Kezhou Xiao and Brantly Womack have a new article, entitled “Distortion and Credibility within China’s Internal Information System” at the Journal of Contemporary China. Here’s the abstract:
Behind the problems of credibility of public official information in China lie two patterns of internal information distortion, one restricting the downward flow of sensitive general information and the other filtering the upward flow of local information. Information gathered at the center is increasingly restricted as it is transmitted down the bureaucracy. Meanwhile, the ‘facts on the ground’ are sifted by local official interests at each level of upward transmittal. Awareness of these distortions has been increased by the Internet revolution, but the structures that encourage them remain in place. An empirical survey of different levels of local cadres in Guangdong Province indicates the different perspectives produced by different positions in the internal information system.

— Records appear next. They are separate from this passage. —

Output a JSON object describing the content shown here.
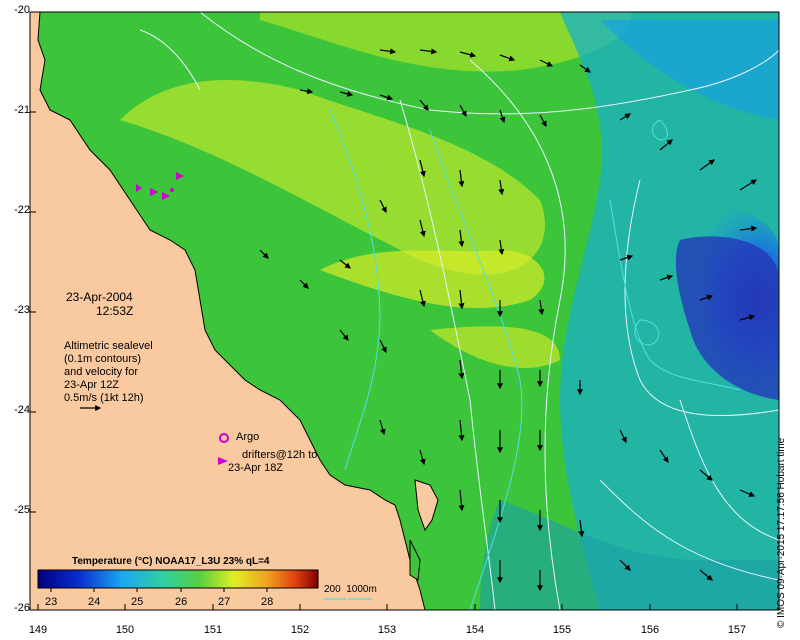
{
  "map": {
    "axes": {
      "lat_ticks": [
        "-20",
        "-21",
        "-22",
        "-23",
        "-24",
        "-25",
        "-26"
      ],
      "lon_ticks": [
        "149",
        "150",
        "151",
        "152",
        "153",
        "154",
        "155",
        "156",
        "157"
      ],
      "lat_range": [
        -26,
        -20
      ],
      "lon_range": [
        149,
        157
      ]
    },
    "date": "23-Apr-2004",
    "time": "12:53Z",
    "legend_text": [
      "Altimetric sealevel",
      "(0.1m contours)",
      "and velocity for",
      "23-Apr 12Z",
      "0.5m/s (1kt 12h)"
    ],
    "argo_label": "Argo",
    "drifters_label": [
      "drifters@12h to",
      "23-Apr 18Z"
    ],
    "colorbar": {
      "title": "Temperature (°C) NOAA17_L3U 23% qL=4",
      "ticks": [
        "23",
        "24",
        "25",
        "26",
        "27",
        "28"
      ],
      "range": [
        22.5,
        29
      ]
    },
    "contour_legend": "200  1000m",
    "credit": "© IMOS 09-Apr-2015 17:17:56 Hobart time",
    "colors": {
      "land": "#f9c9a0",
      "sea_warm": "#33c83a",
      "sea_cool": "#1aa0d8",
      "sea_cold": "#2438b8",
      "contour": "#e8f4ff",
      "bathy": "#4fe0e0",
      "argo": "#cc00cc"
    }
  }
}
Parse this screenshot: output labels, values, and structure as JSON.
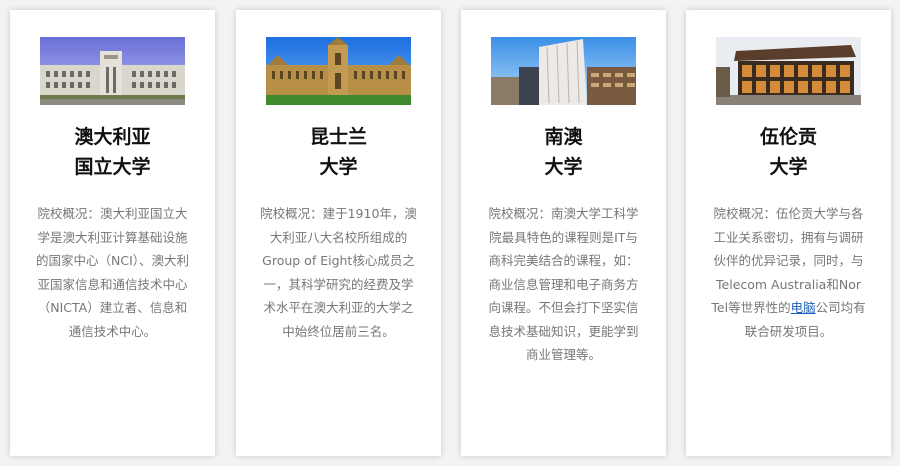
{
  "cards": [
    {
      "title_line1": "澳大利亚",
      "title_line2": "国立大学",
      "description": "院校概况：澳大利亚国立大学是澳大利亚计算基础设施的国家中心（NCI）、澳大利亚国家信息和通信技术中心（NICTA）建立者、信息和通信技术中心。",
      "image": "university-building-photo"
    },
    {
      "title_line1": "昆士兰",
      "title_line2": "大学",
      "description": "院校概况：建于1910年，澳大利亚八大名校所组成的Group of Eight核心成员之一，其科学研究的经费及学术水平在澳大利亚的大学之中始终位居前三名。",
      "image": "sandstone-quadrangle-photo"
    },
    {
      "title_line1": "南澳",
      "title_line2": "大学",
      "description": "院校概况：南澳大学工科学院最具特色的课程则是IT与商科完美结合的课程，如：商业信息管理和电子商务方向课程。不但会打下坚实信息技术基础知识，更能学到商业管理等。",
      "image": "modern-building-photo"
    },
    {
      "title_line1": "伍伦贡",
      "title_line2": "大学",
      "description_before_link": "院校概况：伍伦贡大学与各工业关系密切，拥有与调研伙伴的优异记录，同时，与Telecom Australia和Nor Tel等世界性的",
      "description_link": "电脑",
      "description_after_link": "公司均有联合研发项目。",
      "image": "glass-building-photo"
    }
  ],
  "colors": {
    "title": "#111111",
    "description": "#777777",
    "link": "#1a5fb4",
    "card_bg": "#ffffff",
    "page_bg": "#f3f3f3"
  }
}
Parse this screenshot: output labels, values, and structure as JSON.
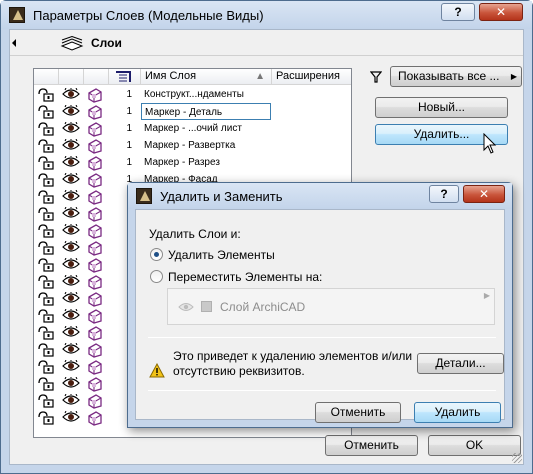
{
  "window": {
    "title": "Параметры Слоев (Модельные Виды)",
    "help_label": "?",
    "close_label": "✕"
  },
  "section": {
    "title": "Слои"
  },
  "table": {
    "columns": [
      "Имя Слоя",
      "Расширения"
    ],
    "rows": [
      {
        "num": "1",
        "name": "Конструкт...ндаменты",
        "selected": false
      },
      {
        "num": "1",
        "name": "Маркер - Деталь",
        "selected": true
      },
      {
        "num": "1",
        "name": "Маркер - ...очий лист",
        "selected": false
      },
      {
        "num": "1",
        "name": "Маркер - Развертка",
        "selected": false
      },
      {
        "num": "1",
        "name": "Маркер - Разрез",
        "selected": false
      },
      {
        "num": "1",
        "name": "Маркер - Фасад",
        "selected": false
      },
      {
        "num": "",
        "name": "",
        "selected": false
      },
      {
        "num": "",
        "name": "",
        "selected": false
      },
      {
        "num": "",
        "name": "",
        "selected": false
      },
      {
        "num": "",
        "name": "",
        "selected": false
      },
      {
        "num": "",
        "name": "",
        "selected": false
      },
      {
        "num": "",
        "name": "",
        "selected": false
      },
      {
        "num": "",
        "name": "",
        "selected": false
      },
      {
        "num": "",
        "name": "",
        "selected": false
      },
      {
        "num": "",
        "name": "",
        "selected": false
      },
      {
        "num": "",
        "name": "",
        "selected": false
      },
      {
        "num": "",
        "name": "",
        "selected": false
      },
      {
        "num": "",
        "name": "",
        "selected": false
      },
      {
        "num": "",
        "name": "",
        "selected": false
      },
      {
        "num": "",
        "name": "",
        "selected": false
      }
    ]
  },
  "side": {
    "filter_label": "Показывать все ...",
    "new_label": "Новый...",
    "delete_label": "Удалить..."
  },
  "footer": {
    "cancel_label": "Отменить",
    "ok_label": "OK"
  },
  "dialog": {
    "title": "Удалить и Заменить",
    "help_label": "?",
    "close_label": "✕",
    "prompt": "Удалить Слои и:",
    "option_delete": "Удалить Элементы",
    "option_move": "Переместить Элементы на:",
    "target_layer": "Слой ArchiCAD",
    "warning_line1": "Это приведет к удалению элементов и/или",
    "warning_line2": "отсутствию реквизитов.",
    "details_label": "Детали...",
    "cancel_label": "Отменить",
    "delete_label": "Удалить"
  },
  "colors": {
    "frame": "#c5d5ea",
    "focus_border": "#3c7fb1",
    "close_red": "#c9553b",
    "wire_purple": "#7a2a82",
    "warning_yellow": "#f2c318"
  },
  "icons": [
    "lock-open-icon",
    "eye-icon",
    "wireframe-layer-icon",
    "filter-icon",
    "layers-icon",
    "warning-icon",
    "mouse-cursor-icon"
  ]
}
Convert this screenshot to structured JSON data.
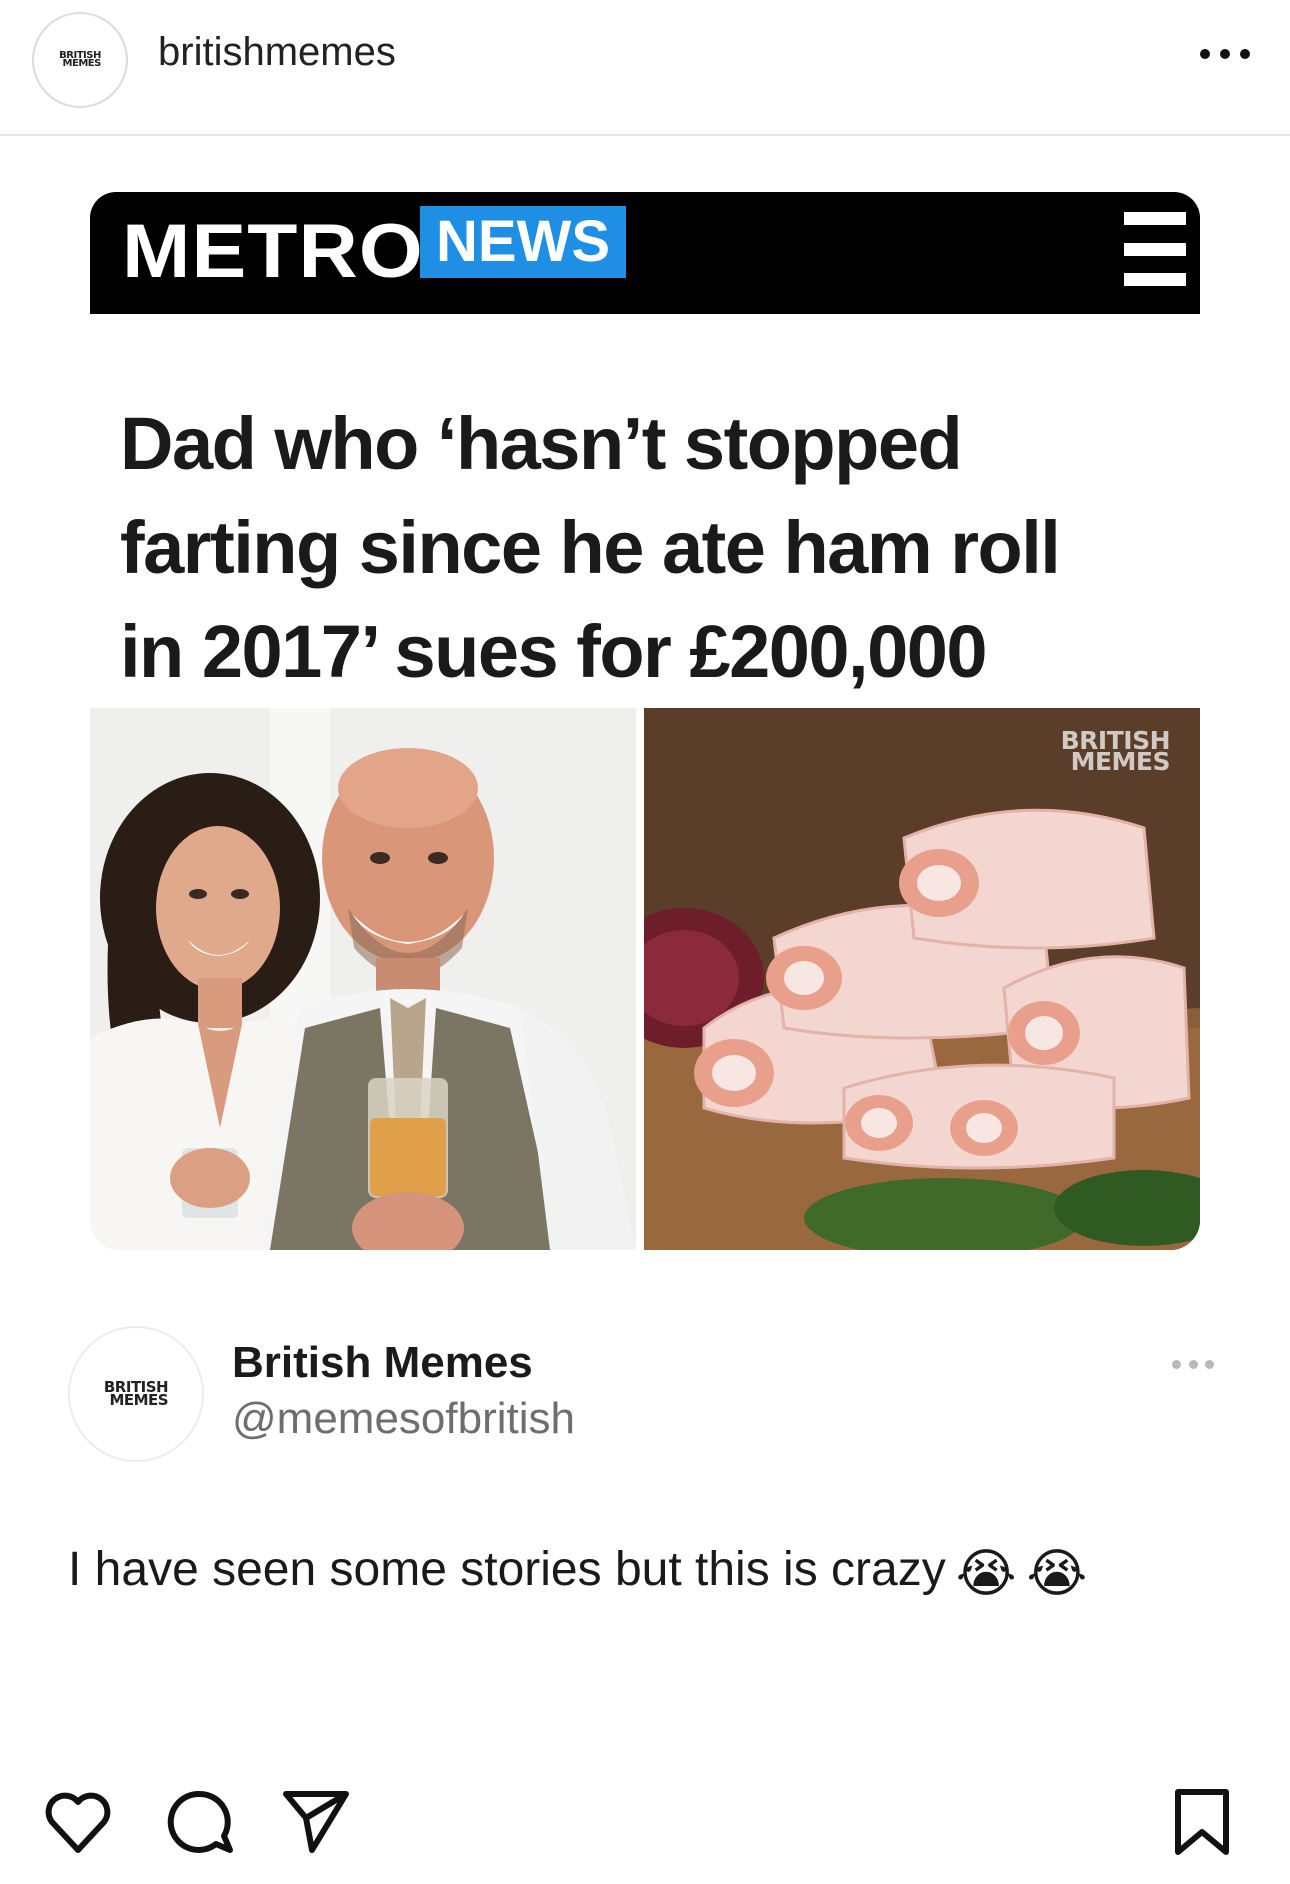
{
  "header": {
    "username": "britishmemes",
    "avatar_logo_line1": "BRITISH",
    "avatar_logo_line2": "MEMES"
  },
  "article": {
    "brand": "METRO",
    "section_badge": "NEWS",
    "headline_lines": [
      "Dad who ‘hasn’t stopped",
      "farting since he ate ham roll",
      "in 2017’ sues for £200,000"
    ],
    "watermark_line1": "BRITISH",
    "watermark_line2": "MEMES",
    "accent_color": "#1f8fe6"
  },
  "tweet": {
    "display_name": "British Memes",
    "handle": "@memesofbritish",
    "avatar_logo_line1": "BRITISH",
    "avatar_logo_line2": "MEMES",
    "text": "I have seen some stories but this is crazy",
    "emojis": [
      "😭",
      "😭"
    ]
  },
  "actions": {
    "icons": [
      "heart-icon",
      "comment-icon",
      "share-icon",
      "bookmark-icon"
    ]
  }
}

Municipal level officials, who have more general information but less diverse local information, tend to be more positive about the quality and objectivity of statistics, while their staff members, further from central sources but closer to messy local realities, are more skeptical.
Officials surveyed acknowledge that data manipulation problems exist in China, which is comforting for those of us who have written about their existence.